- What you have to do
Here is a block of records. Copy every line in it that includes "kind".

[Opening Input data section]

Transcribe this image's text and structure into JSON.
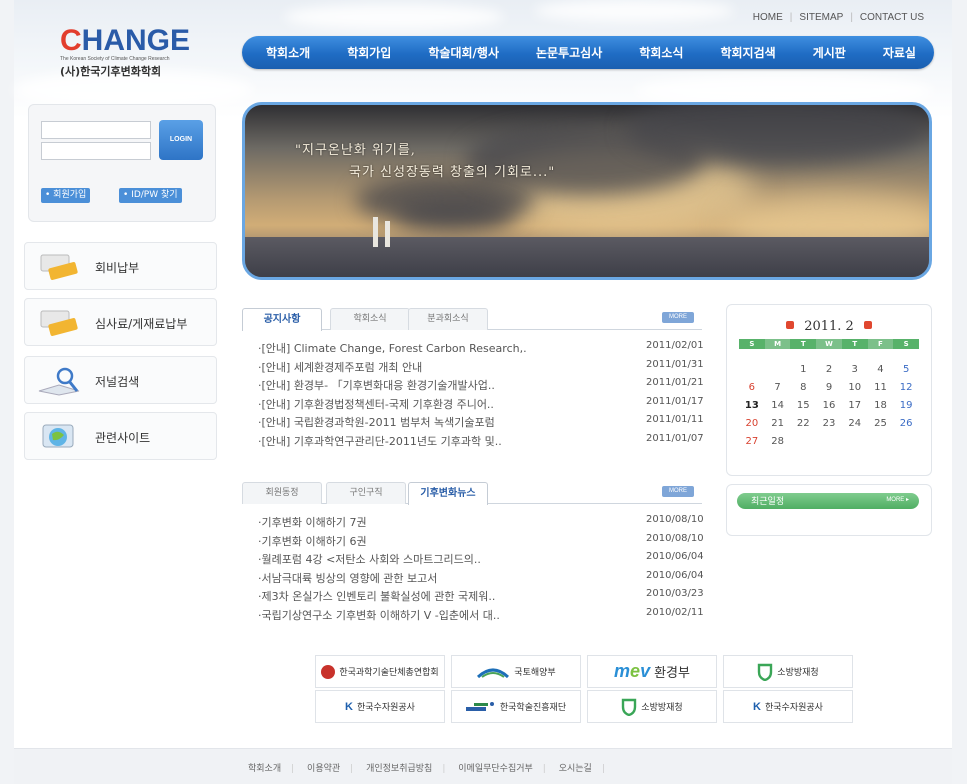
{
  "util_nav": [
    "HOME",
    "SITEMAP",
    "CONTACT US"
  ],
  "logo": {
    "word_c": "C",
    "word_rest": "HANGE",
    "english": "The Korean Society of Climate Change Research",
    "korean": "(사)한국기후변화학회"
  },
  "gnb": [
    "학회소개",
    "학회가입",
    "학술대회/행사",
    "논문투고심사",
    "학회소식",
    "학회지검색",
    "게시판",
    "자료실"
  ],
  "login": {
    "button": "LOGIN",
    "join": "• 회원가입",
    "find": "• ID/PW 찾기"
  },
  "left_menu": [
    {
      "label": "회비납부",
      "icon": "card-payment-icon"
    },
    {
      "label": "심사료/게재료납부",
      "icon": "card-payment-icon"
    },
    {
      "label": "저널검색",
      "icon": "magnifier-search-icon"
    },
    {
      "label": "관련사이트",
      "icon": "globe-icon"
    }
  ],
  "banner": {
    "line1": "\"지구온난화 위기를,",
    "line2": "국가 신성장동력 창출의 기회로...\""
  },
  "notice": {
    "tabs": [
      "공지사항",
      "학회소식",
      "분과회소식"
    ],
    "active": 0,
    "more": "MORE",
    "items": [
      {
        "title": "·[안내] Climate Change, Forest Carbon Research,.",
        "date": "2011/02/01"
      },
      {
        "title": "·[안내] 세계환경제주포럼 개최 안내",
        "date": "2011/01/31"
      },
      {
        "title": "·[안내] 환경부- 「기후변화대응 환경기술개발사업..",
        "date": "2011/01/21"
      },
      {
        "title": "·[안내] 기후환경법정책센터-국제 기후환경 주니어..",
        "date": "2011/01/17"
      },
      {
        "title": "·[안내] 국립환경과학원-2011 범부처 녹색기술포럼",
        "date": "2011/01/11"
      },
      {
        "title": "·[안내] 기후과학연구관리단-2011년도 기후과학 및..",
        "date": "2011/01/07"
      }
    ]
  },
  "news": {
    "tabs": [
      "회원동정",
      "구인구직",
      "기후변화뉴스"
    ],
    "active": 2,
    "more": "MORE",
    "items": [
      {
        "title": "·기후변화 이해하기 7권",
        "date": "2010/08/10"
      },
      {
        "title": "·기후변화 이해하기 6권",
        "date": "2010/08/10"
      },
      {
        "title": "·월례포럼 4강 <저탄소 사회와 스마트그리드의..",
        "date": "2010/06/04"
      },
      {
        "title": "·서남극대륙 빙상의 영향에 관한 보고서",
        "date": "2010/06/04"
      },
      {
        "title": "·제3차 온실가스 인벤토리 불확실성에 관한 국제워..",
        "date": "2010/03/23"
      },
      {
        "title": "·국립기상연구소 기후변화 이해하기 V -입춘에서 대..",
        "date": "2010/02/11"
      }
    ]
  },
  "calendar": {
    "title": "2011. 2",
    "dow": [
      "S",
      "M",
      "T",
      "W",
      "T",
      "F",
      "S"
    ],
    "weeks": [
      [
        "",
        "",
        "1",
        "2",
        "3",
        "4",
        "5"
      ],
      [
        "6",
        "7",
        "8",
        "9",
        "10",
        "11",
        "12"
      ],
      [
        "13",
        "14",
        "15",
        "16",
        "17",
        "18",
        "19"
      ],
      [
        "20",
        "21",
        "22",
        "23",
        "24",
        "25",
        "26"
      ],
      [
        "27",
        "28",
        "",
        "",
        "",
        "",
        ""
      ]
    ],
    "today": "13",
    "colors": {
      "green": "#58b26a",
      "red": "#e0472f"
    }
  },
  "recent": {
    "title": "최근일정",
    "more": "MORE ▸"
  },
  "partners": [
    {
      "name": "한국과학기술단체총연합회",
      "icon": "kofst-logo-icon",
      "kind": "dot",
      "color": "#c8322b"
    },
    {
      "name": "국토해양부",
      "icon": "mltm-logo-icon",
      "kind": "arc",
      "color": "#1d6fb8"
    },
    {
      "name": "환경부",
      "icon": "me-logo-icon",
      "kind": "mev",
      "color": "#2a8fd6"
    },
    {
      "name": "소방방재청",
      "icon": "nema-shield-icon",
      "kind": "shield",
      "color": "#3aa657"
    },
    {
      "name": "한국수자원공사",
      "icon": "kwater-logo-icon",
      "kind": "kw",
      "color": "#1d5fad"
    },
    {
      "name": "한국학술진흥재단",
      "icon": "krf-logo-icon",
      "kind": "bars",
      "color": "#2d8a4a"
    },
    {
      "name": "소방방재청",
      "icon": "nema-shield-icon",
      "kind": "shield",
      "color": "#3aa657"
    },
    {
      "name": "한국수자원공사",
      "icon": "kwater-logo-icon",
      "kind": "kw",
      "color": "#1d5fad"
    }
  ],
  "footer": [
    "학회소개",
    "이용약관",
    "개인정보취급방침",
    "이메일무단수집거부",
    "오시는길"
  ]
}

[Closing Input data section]
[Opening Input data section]

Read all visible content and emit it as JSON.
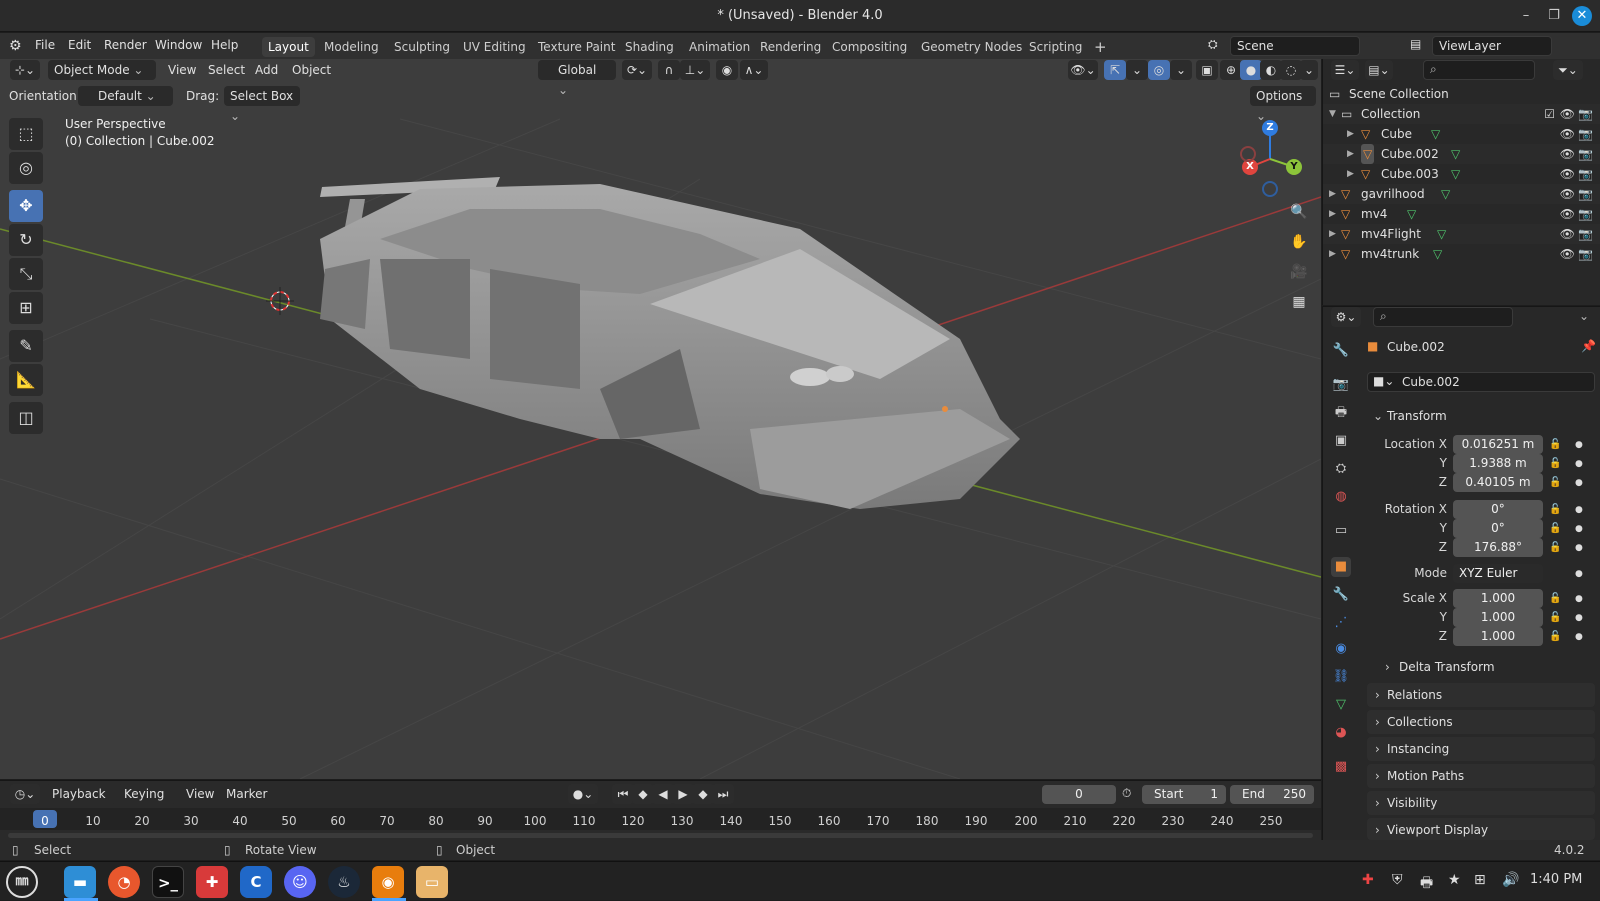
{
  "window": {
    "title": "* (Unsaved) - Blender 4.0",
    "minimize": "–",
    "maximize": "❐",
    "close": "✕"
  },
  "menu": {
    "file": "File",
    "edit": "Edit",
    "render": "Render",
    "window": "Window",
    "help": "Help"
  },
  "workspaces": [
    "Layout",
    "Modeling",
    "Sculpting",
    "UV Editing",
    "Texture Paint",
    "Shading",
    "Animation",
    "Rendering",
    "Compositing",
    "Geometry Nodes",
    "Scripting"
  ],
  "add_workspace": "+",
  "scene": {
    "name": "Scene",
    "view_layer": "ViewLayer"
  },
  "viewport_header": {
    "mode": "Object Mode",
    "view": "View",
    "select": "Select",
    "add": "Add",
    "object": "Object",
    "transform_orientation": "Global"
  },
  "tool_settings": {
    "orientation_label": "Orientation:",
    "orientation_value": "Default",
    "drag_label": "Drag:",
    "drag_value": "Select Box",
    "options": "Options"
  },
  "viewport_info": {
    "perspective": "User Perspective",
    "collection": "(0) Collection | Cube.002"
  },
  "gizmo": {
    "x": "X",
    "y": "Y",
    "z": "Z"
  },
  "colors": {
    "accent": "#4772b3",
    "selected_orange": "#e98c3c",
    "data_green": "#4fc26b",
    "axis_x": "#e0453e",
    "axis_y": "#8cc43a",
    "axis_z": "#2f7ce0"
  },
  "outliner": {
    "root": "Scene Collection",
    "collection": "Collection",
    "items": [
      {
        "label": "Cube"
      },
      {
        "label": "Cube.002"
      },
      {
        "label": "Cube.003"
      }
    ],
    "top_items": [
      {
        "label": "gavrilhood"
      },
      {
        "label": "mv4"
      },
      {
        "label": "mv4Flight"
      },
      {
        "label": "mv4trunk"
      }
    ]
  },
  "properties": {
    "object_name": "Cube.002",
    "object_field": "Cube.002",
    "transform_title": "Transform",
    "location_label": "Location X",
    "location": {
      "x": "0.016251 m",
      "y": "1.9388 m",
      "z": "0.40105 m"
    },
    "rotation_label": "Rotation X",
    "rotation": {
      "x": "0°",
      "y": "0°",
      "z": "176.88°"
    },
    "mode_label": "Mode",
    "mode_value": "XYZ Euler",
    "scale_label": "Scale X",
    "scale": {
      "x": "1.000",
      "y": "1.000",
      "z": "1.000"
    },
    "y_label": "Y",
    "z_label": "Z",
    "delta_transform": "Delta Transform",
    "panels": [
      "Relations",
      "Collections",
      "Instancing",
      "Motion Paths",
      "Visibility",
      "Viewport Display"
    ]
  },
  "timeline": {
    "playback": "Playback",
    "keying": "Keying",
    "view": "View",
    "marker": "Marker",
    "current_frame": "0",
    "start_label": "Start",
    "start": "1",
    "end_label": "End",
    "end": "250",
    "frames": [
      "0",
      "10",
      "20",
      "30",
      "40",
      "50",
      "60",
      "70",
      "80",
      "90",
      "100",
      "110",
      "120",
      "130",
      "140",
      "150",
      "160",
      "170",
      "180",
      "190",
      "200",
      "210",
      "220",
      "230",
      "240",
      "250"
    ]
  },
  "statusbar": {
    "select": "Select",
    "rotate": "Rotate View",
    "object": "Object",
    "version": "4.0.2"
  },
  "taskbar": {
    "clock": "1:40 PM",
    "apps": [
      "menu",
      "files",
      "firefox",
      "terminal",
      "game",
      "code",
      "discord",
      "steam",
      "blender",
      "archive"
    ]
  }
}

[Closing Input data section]

- Task solution
      "kind": "dot",
      "kind": "arc",
      "kind": "mev",
      "kind": "shield",
      "kind": "kw",
      "kind": "bars",
      "kind": "shield",
      "kind": "kw",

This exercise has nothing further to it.